As you can see, some of my drawings start out fairly simple with the image in mind and not a lot of detail. I let the project define some of the dimensions for me. With respect to the lid, I wanted to start there to optimize the wood that I had (donated from my local Home Depot) so it made sense to do a 32" + 32" + 20" = 84" frame as they had donated 6' and 7' 3/4" dimensional pine for the project. Those dimensions stuck in my head and stayed there.

Once I had sketched out the top, I went ahead and started construction there. The arc was a best fit and natural looking curve that would also function as a place for "heaped" toys to sit and be covered up. Every toy box I've seen seems to have a flat lid that won't close as more and more toys get crammed in. And my associates on the project needed the lid first for their side of it: the copper plates on the interior.
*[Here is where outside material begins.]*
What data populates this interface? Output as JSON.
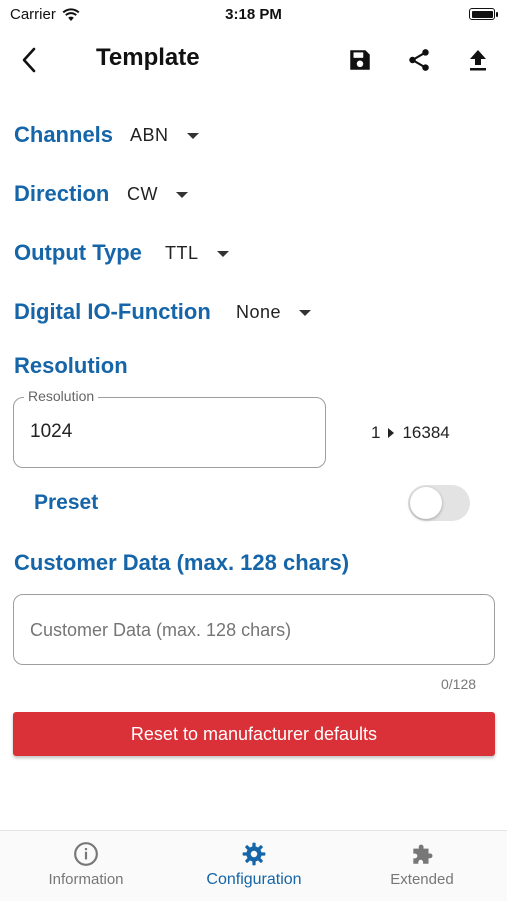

This finished photo shows the toy box in all it's glory - full of toys and displaying the students handiwork:

As you can see, the copper plates add a wonderful finish detail when the chest is open and I wish I had thought of it - but I have to give credit where credit is due. The mom's I was working with dreamed this part up and did the installation themselves with liquid nails and then leaded the edges with a soldering iron. It came out beautifully.

Once the top was complete, building the box was a fairly simple task. I joined the remaining 1x8" lumber into 27" panels. (7.5" x 3) and made my compound angle cuts on the radial arm and added an angled top and bottom to the panels so the treasure chest lid fit flush to the top and the bottom would be stable. I added some rabbets to the bottom of the panels for a 1/4" plywood bottom, hardware and suppoting hinges so the lid would not slam down on little fingers. I had the gold chain left over from another project and added that for some additional "pop".

Later, after completion, I was asked if I could make a checkerboard that would sit in the top of the box, that could be removed and used on a table. I had some wood left over and I made a "board" that was 3/4" thick using some ply wood and rabbeting the 3/4" pine around that. I added a trim piece that would be around the actual checker board once that was complete. So, it was ready for the squares. I had never done this before, but I had an idea.

I had a 2' length of oak hardwood that I had squared to about 1 3/4" for another project. I started slicing that off into 1/4" thickness squares, making 64 in all. Then I simply did a dry fit into the space, alternating the grain on the squares. It came out (literally) perfectly. I don't know for sure it I just got lucky or it had to do with the fact that I kept the squares in order the way they were cut and I was able to eliminate any squareness error with the alternating sequence. All I know is I was able to glue the squares in place, I slightly planed - sanded down my border trim piece and glued that in and I had a checkerboard complete in less than 2 hours.

In all, the project was fun and easy to build.